Richard Posner

Richard Allen Posner (/ˈpznər/; born January 11, 1939) is an American jurist and law and economics scholar who served as a federal appellate judge on the U.S. Court of Appeals for the Seventh Circuit from 1981 to 2017.[1] A senior lecturer at the University of Chicago Law School, Posner is a leading figure in the field of law and economics, and was identified by The Journal of Legal Studies as the most cited legal scholar of the 20th century.[2] He is widely considered to be one of the most influential legal scholars in the United States.[3][4][5][6][7]

Richard Posner
Chief Judge of the United States Court of Appeals for the Seventh Circuit
In office
August 1, 1993  August 1, 2000
Preceded byWilliam J. Bauer
Succeeded byJoel Flaum
Judge of the United States Court of Appeals for the Seventh Circuit
In office
December 1, 1981  September 2, 2017
Appointed byRonald Reagan
Preceded byPhilip Willis Tone
Succeeded byMichael Y. Scudder
Personal details
Richard Allen Posner

(1939-01-11) January 11, 1939 (age 82)
New York City, New York, U.S.
Spouse(s)Charlene Horn
ChildrenEric Posner, Kenneth A. Posner
EducationYale University (BA)
Harvard University (LLB)

Posner is known for his scholarly range and for writing on topics outside of his primary field, law.

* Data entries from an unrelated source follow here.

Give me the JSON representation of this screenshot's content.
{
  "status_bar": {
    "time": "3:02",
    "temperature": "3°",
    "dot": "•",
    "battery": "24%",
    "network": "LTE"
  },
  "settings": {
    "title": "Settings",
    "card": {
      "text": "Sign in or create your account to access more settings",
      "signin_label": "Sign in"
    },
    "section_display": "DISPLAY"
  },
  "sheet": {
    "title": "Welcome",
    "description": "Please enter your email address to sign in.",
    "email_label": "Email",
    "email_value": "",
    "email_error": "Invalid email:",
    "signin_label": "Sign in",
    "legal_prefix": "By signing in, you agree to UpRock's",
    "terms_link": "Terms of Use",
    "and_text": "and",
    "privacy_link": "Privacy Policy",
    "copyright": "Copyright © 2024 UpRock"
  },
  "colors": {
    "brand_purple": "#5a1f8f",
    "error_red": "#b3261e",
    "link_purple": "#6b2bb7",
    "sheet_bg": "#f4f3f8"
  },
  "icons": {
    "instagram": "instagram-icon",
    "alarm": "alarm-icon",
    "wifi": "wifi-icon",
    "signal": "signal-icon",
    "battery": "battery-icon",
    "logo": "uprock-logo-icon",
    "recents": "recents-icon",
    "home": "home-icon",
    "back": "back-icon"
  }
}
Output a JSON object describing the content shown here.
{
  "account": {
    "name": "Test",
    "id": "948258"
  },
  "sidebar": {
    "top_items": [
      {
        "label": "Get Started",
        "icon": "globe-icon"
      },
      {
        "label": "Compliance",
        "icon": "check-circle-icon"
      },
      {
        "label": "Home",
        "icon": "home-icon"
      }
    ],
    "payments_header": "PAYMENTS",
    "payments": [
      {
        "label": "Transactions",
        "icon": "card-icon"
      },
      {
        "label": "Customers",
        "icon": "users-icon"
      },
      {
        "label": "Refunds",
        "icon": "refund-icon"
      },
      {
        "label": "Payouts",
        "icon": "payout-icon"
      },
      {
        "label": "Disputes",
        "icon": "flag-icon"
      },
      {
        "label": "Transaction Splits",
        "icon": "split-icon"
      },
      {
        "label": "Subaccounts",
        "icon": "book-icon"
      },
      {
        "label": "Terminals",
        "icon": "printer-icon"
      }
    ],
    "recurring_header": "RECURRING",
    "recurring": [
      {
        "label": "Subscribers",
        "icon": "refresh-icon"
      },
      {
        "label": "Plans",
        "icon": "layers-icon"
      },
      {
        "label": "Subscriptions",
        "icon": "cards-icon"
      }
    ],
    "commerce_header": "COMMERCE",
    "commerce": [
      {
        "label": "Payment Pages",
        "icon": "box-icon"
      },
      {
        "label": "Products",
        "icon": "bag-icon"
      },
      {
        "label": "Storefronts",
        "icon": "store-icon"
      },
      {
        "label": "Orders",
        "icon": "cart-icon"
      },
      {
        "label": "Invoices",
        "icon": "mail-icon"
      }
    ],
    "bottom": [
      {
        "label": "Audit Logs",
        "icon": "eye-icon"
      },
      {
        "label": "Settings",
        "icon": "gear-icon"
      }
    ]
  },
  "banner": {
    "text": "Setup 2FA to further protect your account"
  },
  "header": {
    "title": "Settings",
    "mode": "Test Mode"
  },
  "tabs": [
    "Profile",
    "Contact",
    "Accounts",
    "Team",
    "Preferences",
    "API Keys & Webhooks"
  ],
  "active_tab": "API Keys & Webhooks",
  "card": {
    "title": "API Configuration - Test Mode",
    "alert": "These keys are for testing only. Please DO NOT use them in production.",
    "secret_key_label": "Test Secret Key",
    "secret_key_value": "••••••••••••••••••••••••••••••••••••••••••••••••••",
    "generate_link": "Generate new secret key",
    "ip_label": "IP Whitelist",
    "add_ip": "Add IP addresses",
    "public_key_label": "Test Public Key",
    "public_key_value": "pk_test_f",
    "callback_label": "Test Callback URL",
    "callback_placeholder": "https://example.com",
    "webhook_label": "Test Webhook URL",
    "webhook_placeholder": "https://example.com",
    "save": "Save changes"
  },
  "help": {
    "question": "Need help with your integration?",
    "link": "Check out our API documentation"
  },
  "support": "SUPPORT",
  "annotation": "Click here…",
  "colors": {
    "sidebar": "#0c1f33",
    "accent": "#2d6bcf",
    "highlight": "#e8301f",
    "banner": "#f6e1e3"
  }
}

In his various writings and books, he has addressed animal rights, feminism, drug prohibition, same-sex marriage, Keynesian economics, and academic moral philosophy, among other subjects.

Posner is the author of nearly 40 books on jurisprudence, economics, and several other topics, including Economic Analysis of Law, The Economics of Justice, The Problems of Jurisprudence, Sex and Reason, Law, Pragmatism and Democracy, and The Crisis of Capitalist Democracy. Posner has generally been identified as being politically conservative; however, in recent years he has distanced himself from the positions of the Republican party,[8] authoring more liberal rulings involving same-sex marriage and abortion.[9][10] In A Failure of Capitalism, he has written that the 2008 financial crisis has caused him to question the rational-choice, laissez-faire economic model that lies at the heart of his law and economics theory.